Page and application data records.
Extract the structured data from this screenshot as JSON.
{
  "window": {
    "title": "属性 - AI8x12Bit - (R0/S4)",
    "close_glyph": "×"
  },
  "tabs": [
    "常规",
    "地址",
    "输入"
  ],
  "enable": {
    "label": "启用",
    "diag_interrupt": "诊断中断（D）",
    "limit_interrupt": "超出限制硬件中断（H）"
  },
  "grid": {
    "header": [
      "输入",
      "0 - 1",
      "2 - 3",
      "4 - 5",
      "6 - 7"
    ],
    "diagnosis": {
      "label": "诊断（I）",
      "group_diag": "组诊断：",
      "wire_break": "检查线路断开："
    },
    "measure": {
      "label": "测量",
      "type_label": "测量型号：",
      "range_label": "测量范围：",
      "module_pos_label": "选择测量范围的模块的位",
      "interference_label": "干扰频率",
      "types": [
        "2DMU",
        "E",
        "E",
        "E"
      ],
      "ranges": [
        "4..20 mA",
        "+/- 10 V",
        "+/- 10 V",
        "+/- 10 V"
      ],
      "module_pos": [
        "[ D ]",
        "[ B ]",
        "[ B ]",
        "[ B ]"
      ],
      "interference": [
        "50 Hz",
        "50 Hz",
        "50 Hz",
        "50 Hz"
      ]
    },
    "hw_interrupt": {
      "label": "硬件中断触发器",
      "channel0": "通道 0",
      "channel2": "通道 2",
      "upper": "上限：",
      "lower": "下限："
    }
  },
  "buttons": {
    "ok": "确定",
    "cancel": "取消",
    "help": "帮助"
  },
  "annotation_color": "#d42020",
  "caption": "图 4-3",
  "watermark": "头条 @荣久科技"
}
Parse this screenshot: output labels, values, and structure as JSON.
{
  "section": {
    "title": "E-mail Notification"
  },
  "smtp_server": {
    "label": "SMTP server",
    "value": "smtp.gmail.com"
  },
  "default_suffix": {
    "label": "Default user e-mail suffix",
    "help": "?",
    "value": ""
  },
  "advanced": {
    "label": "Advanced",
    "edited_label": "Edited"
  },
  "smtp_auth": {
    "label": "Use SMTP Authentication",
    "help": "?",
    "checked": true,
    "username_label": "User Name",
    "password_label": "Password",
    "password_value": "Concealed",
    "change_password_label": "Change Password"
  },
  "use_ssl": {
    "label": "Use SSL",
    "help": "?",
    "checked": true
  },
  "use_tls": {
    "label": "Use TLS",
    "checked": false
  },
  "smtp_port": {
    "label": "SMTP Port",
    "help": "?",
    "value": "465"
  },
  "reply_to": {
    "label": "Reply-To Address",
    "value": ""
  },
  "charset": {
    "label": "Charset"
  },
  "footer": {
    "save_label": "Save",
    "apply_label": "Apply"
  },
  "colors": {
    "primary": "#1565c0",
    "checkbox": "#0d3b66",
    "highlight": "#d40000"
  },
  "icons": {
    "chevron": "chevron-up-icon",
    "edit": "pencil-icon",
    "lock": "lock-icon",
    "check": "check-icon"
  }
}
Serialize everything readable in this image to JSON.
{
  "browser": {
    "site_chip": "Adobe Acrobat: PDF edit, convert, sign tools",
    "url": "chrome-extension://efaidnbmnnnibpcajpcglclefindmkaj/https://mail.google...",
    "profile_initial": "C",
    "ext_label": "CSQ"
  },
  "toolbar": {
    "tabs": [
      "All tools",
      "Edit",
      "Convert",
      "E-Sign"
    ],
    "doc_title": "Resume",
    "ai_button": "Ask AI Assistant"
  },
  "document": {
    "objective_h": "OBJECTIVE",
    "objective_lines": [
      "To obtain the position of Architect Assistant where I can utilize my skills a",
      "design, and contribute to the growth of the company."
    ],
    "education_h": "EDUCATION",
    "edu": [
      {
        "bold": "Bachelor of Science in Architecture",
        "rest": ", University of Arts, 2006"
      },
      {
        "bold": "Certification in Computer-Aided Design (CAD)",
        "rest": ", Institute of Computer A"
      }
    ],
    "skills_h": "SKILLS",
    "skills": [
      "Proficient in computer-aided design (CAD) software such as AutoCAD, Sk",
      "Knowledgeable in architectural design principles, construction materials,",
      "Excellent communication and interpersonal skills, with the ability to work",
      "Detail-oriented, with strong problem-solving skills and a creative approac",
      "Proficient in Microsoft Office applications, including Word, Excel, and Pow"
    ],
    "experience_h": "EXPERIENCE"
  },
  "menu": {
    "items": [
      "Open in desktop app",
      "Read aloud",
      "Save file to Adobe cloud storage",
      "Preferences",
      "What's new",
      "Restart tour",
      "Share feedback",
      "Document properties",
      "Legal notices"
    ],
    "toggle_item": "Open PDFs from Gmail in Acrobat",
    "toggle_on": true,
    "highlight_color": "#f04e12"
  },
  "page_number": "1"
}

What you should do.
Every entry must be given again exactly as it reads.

Expected answer.
Extract the structured data from this screenshot as JSON.
{
  "window": {
    "title": "属性 - AI8x12Bit - (R0/S4)",
    "close_glyph": "×"
  },
  "tabs": [
    "常规",
    "地址",
    "输入"
  ],
  "enable": {
    "label": "启用",
    "diag_interrupt": "诊断中断（D）",
    "limit_interrupt": "超出限制硬件中断（H）"
  },
  "grid": {
    "header": [
      "输入",
      "0 - 1",
      "2 - 3",
      "4 - 5",
      "6 - 7"
    ],
    "diagnosis": {
      "label": "诊断（I）",
      "group_diag": "组诊断：",
      "wire_break": "检查线路断开："
    },
    "measure": {
      "label": "测量",
      "type_label": "测量型号：",
      "range_label": "测量范围：",
      "module_pos_label": "选择测量范围的模块的位",
      "interference_label": "干扰频率",
      "types": [
        "2DMU",
        "E",
        "E",
        "E"
      ],
      "ranges": [
        "4..20 mA",
        "+/- 10 V",
        "+/- 10 V",
        "+/- 10 V"
      ],
      "module_pos": [
        "[ D ]",
        "[ B ]",
        "[ B ]",
        "[ B ]"
      ],
      "interference": [
        "50 Hz",
        "50 Hz",
        "50 Hz",
        "50 Hz"
      ]
    },
    "hw_interrupt": {
      "label": "硬件中断触发器",
      "channel0": "通道 0",
      "channel2": "通道 2",
      "upper": "上限：",
      "lower": "下限："
    }
  },
  "buttons": {
    "ok": "确定",
    "cancel": "取消",
    "help": "帮助"
  },
  "annotation_color": "#d42020",
  "caption": "图 4-3",
  "watermark": "头条 @荣久科技"
}
Parse this screenshot: output labels, values, and structure as JSON.
{
  "section": {
    "title": "E-mail Notification"
  },
  "smtp_server": {
    "label": "SMTP server",
    "value": "smtp.gmail.com"
  },
  "default_suffix": {
    "label": "Default user e-mail suffix",
    "help": "?",
    "value": ""
  },
  "advanced": {
    "label": "Advanced",
    "edited_label": "Edited"
  },
  "smtp_auth": {
    "label": "Use SMTP Authentication",
    "help": "?",
    "checked": true,
    "username_label": "User Name",
    "password_label": "Password",
    "password_value": "Concealed",
    "change_password_label": "Change Password"
  },
  "use_ssl": {
    "label": "Use SSL",
    "help": "?",
    "checked": true
  },
  "use_tls": {
    "label": "Use TLS",
    "checked": false
  },
  "smtp_port": {
    "label": "SMTP Port",
    "help": "?",
    "value": "465"
  },
  "reply_to": {
    "label": "Reply-To Address",
    "value": ""
  },
  "charset": {
    "label": "Charset"
  },
  "footer": {
    "save_label": "Save",
    "apply_label": "Apply"
  },
  "colors": {
    "primary": "#1565c0",
    "checkbox": "#0d3b66",
    "highlight": "#d40000"
  },
  "icons": {
    "chevron": "chevron-up-icon",
    "edit": "pencil-icon",
    "lock": "lock-icon",
    "check": "check-icon"
  }
}
Serialize everything readable in this image to JSON.
{
  "browser": {
    "site_chip": "Adobe Acrobat: PDF edit, convert, sign tools",
    "url": "chrome-extension://efaidnbmnnnibpcajpcglclefindmkaj/https://mail.google...",
    "profile_initial": "C",
    "ext_label": "CSQ"
  },
  "toolbar": {
    "tabs": [
      "All tools",
      "Edit",
      "Convert",
      "E-Sign"
    ],
    "doc_title": "Resume",
    "ai_button": "Ask AI Assistant"
  },
  "document": {
    "objective_h": "OBJECTIVE",
    "objective_lines": [
      "To obtain the position of Architect Assistant where I can utilize my skills a",
      "design, and contribute to the growth of the company."
    ],
    "education_h": "EDUCATION",
    "edu": [
      {
        "bold": "Bachelor of Science in Architecture",
        "rest": ", University of Arts, 2006"
      },
      {
        "bold": "Certification in Computer-Aided Design (CAD)",
        "rest": ", Institute of Computer A"
      }
    ],
    "skills_h": "SKILLS",
    "skills": [
      "Proficient in computer-aided design (CAD) software such as AutoCAD, Sk",
      "Knowledgeable in architectural design principles, construction materials,",
      "Excellent communication and interpersonal skills, with the ability to work",
      "Detail-oriented, with strong problem-solving skills and a creative approac",
      "Proficient in Microsoft Office applications, including Word, Excel, and Pow"
    ],
    "experience_h": "EXPERIENCE"
  },
  "menu": {
    "items": [
      "Open in desktop app",
      "Read aloud",
      "Save file to Adobe cloud storage",
      "Preferences",
      "What's new",
      "Restart tour",
      "Share feedback",
      "Document properties",
      "Legal notices"
    ],
    "toggle_item": "Open PDFs from Gmail in Acrobat",
    "toggle_on": true,
    "highlight_color": "#f04e12"
  },
  "page_number": "1"
}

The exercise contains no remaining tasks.